- _Task to complete_: Without the pictures, set down every record below exactly as it reads.

- _Information provided_:

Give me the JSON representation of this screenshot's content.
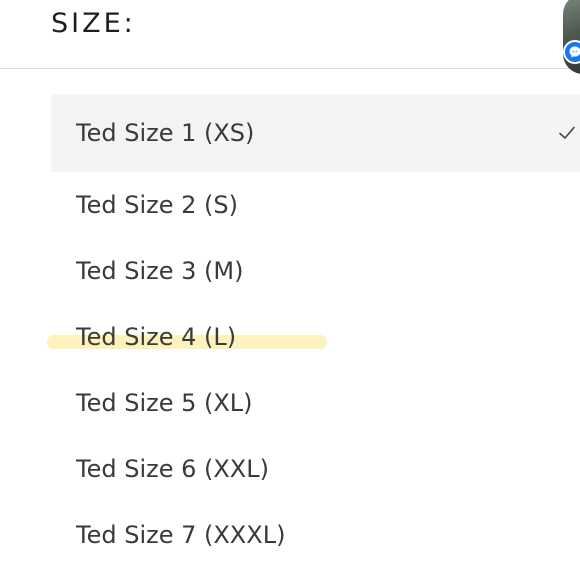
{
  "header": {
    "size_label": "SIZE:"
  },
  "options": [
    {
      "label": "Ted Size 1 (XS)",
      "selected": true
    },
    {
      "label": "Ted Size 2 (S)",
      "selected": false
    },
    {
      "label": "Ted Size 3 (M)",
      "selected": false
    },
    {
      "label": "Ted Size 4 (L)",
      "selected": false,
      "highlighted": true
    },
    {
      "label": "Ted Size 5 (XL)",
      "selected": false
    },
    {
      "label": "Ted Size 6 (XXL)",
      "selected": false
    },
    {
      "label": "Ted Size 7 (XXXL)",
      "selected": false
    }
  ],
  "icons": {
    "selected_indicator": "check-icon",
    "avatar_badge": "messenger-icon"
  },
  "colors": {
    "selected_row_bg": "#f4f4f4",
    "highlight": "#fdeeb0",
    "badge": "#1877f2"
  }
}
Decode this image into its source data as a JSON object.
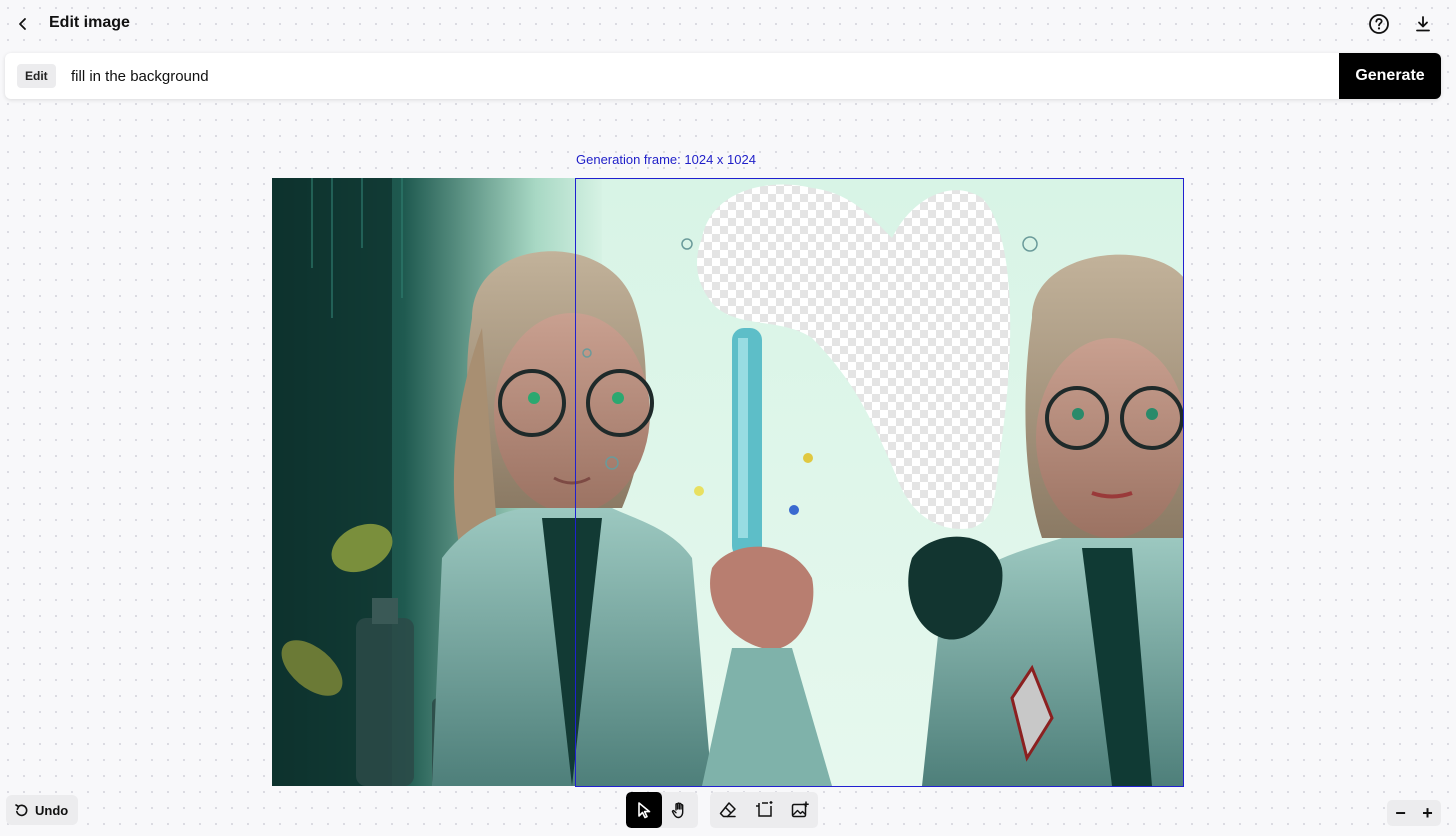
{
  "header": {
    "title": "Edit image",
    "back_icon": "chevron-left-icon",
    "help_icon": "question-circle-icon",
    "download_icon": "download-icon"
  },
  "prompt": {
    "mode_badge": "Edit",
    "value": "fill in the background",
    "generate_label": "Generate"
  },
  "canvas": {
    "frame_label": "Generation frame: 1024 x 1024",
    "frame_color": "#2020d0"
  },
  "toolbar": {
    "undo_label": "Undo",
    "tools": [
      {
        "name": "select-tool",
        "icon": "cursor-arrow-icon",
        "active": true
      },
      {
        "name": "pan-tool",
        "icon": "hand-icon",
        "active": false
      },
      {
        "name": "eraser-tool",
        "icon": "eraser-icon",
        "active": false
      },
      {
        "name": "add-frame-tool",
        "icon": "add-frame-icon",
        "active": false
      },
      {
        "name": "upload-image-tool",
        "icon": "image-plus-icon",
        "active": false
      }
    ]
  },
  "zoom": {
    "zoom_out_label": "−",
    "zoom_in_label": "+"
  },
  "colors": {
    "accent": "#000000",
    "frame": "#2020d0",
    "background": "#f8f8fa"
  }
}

- _Finished exercise_:
Give me the JSON representation of this screenshot's content.
{
  "header": {
    "size_label": "SIZE:"
  },
  "options": [
    {
      "label": "Ted Size 1 (XS)",
      "selected": true
    },
    {
      "label": "Ted Size 2 (S)",
      "selected": false
    },
    {
      "label": "Ted Size 3 (M)",
      "selected": false
    },
    {
      "label": "Ted Size 4 (L)",
      "selected": false,
      "highlighted": true
    },
    {
      "label": "Ted Size 5 (XL)",
      "selected": false
    },
    {
      "label": "Ted Size 6 (XXL)",
      "selected": false
    },
    {
      "label": "Ted Size 7 (XXXL)",
      "selected": false
    }
  ],
  "icons": {
    "selected_indicator": "check-icon",
    "avatar_badge": "messenger-icon"
  },
  "colors": {
    "selected_row_bg": "#f4f4f4",
    "highlight": "#fdeeb0",
    "badge": "#1877f2"
  }
}
Decode this image into its source data as a JSON object.
{
  "header": {
    "title": "Edit image",
    "back_icon": "chevron-left-icon",
    "help_icon": "question-circle-icon",
    "download_icon": "download-icon"
  },
  "prompt": {
    "mode_badge": "Edit",
    "value": "fill in the background",
    "generate_label": "Generate"
  },
  "canvas": {
    "frame_label": "Generation frame: 1024 x 1024",
    "frame_color": "#2020d0"
  },
  "toolbar": {
    "undo_label": "Undo",
    "tools": [
      {
        "name": "select-tool",
        "icon": "cursor-arrow-icon",
        "active": true
      },
      {
        "name": "pan-tool",
        "icon": "hand-icon",
        "active": false
      },
      {
        "name": "eraser-tool",
        "icon": "eraser-icon",
        "active": false
      },
      {
        "name": "add-frame-tool",
        "icon": "add-frame-icon",
        "active": false
      },
      {
        "name": "upload-image-tool",
        "icon": "image-plus-icon",
        "active": false
      }
    ]
  },
  "zoom": {
    "zoom_out_label": "−",
    "zoom_in_label": "+"
  },
  "colors": {
    "accent": "#000000",
    "frame": "#2020d0",
    "background": "#f8f8fa"
  }
}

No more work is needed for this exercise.